*** Available data Section Begins ***

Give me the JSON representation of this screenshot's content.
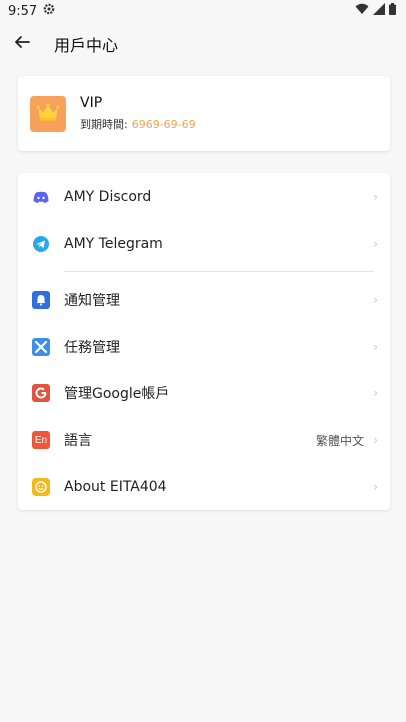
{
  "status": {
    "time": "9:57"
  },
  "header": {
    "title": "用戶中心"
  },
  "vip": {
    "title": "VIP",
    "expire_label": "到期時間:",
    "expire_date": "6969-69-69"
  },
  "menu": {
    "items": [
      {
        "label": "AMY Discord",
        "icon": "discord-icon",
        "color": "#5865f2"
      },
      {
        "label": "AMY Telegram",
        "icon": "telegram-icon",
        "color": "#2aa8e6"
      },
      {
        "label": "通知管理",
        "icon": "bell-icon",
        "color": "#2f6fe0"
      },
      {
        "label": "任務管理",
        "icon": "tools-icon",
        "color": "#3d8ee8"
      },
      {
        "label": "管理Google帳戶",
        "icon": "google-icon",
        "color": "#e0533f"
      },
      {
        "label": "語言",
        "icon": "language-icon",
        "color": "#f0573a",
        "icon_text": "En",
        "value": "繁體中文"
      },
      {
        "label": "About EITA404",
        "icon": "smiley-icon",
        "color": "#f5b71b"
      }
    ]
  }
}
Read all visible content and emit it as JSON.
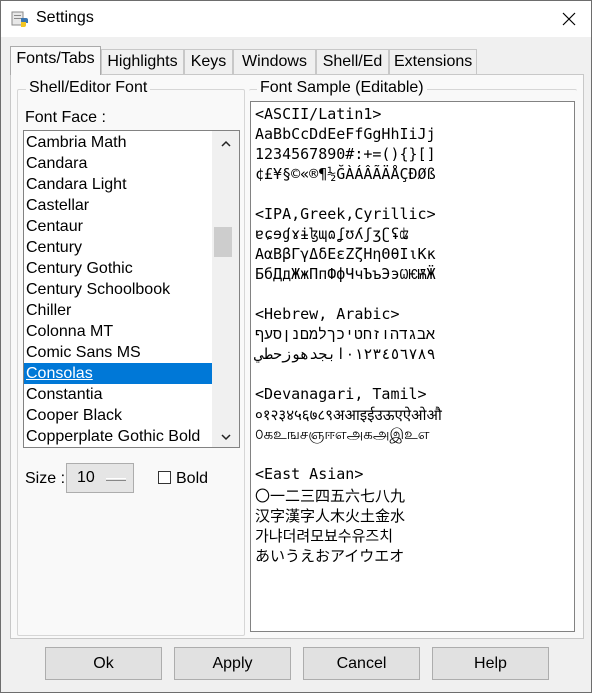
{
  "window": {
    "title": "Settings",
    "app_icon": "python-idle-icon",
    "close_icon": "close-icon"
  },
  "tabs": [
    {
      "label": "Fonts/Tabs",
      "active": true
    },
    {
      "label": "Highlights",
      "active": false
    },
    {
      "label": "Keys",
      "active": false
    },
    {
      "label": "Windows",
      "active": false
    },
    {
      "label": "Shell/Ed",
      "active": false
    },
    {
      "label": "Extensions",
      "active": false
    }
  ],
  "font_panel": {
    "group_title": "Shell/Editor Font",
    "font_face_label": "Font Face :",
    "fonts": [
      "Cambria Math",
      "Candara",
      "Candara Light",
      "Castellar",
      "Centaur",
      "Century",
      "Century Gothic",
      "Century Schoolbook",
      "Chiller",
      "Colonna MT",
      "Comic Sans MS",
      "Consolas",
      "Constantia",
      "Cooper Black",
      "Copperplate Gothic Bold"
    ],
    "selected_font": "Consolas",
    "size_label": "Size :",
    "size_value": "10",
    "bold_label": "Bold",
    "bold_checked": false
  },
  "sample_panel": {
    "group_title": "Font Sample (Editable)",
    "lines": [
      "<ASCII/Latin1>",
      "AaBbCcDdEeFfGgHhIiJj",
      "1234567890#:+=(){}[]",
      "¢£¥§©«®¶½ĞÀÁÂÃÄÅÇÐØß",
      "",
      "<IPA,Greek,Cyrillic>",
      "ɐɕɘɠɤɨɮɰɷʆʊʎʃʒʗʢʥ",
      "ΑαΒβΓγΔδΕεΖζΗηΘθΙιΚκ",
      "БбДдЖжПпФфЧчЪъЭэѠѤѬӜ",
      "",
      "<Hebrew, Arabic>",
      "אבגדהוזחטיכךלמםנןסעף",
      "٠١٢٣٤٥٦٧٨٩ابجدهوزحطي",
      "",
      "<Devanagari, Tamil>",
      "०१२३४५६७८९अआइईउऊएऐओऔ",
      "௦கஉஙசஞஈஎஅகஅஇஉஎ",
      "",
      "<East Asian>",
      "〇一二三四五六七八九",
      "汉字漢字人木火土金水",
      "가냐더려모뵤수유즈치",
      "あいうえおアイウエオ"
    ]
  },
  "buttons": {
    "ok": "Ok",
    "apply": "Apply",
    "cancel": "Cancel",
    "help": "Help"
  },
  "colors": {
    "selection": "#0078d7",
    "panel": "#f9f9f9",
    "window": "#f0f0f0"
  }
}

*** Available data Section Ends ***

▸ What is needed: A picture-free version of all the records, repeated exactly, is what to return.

▸ Problem solution:
Give me the JSON representation of this screenshot's content.
{
  "status": {
    "time": "9:57"
  },
  "header": {
    "title": "用戶中心"
  },
  "vip": {
    "title": "VIP",
    "expire_label": "到期時間:",
    "expire_date": "6969-69-69"
  },
  "menu": {
    "items": [
      {
        "label": "AMY Discord",
        "icon": "discord-icon",
        "color": "#5865f2"
      },
      {
        "label": "AMY Telegram",
        "icon": "telegram-icon",
        "color": "#2aa8e6"
      },
      {
        "label": "通知管理",
        "icon": "bell-icon",
        "color": "#2f6fe0"
      },
      {
        "label": "任務管理",
        "icon": "tools-icon",
        "color": "#3d8ee8"
      },
      {
        "label": "管理Google帳戶",
        "icon": "google-icon",
        "color": "#e0533f"
      },
      {
        "label": "語言",
        "icon": "language-icon",
        "color": "#f0573a",
        "icon_text": "En",
        "value": "繁體中文"
      },
      {
        "label": "About EITA404",
        "icon": "smiley-icon",
        "color": "#f5b71b"
      }
    ]
  }
}
Read all visible content and emit it as JSON.
{
  "window": {
    "title": "Settings",
    "app_icon": "python-idle-icon",
    "close_icon": "close-icon"
  },
  "tabs": [
    {
      "label": "Fonts/Tabs",
      "active": true
    },
    {
      "label": "Highlights",
      "active": false
    },
    {
      "label": "Keys",
      "active": false
    },
    {
      "label": "Windows",
      "active": false
    },
    {
      "label": "Shell/Ed",
      "active": false
    },
    {
      "label": "Extensions",
      "active": false
    }
  ],
  "font_panel": {
    "group_title": "Shell/Editor Font",
    "font_face_label": "Font Face :",
    "fonts": [
      "Cambria Math",
      "Candara",
      "Candara Light",
      "Castellar",
      "Centaur",
      "Century",
      "Century Gothic",
      "Century Schoolbook",
      "Chiller",
      "Colonna MT",
      "Comic Sans MS",
      "Consolas",
      "Constantia",
      "Cooper Black",
      "Copperplate Gothic Bold"
    ],
    "selected_font": "Consolas",
    "size_label": "Size :",
    "size_value": "10",
    "bold_label": "Bold",
    "bold_checked": false
  },
  "sample_panel": {
    "group_title": "Font Sample (Editable)",
    "lines": [
      "<ASCII/Latin1>",
      "AaBbCcDdEeFfGgHhIiJj",
      "1234567890#:+=(){}[]",
      "¢£¥§©«®¶½ĞÀÁÂÃÄÅÇÐØß",
      "",
      "<IPA,Greek,Cyrillic>",
      "ɐɕɘɠɤɨɮɰɷʆʊʎʃʒʗʢʥ",
      "ΑαΒβΓγΔδΕεΖζΗηΘθΙιΚκ",
      "БбДдЖжПпФфЧчЪъЭэѠѤѬӜ",
      "",
      "<Hebrew, Arabic>",
      "אבגדהוזחטיכךלמםנןסעף",
      "٠١٢٣٤٥٦٧٨٩ابجدهوزحطي",
      "",
      "<Devanagari, Tamil>",
      "०१२३४५६७८९अआइईउऊएऐओऔ",
      "௦கஉஙசஞஈஎஅகஅஇஉஎ",
      "",
      "<East Asian>",
      "〇一二三四五六七八九",
      "汉字漢字人木火土金水",
      "가냐더려모뵤수유즈치",
      "あいうえおアイウエオ"
    ]
  },
  "buttons": {
    "ok": "Ok",
    "apply": "Apply",
    "cancel": "Cancel",
    "help": "Help"
  },
  "colors": {
    "selection": "#0078d7",
    "panel": "#f9f9f9",
    "window": "#f0f0f0"
  }
}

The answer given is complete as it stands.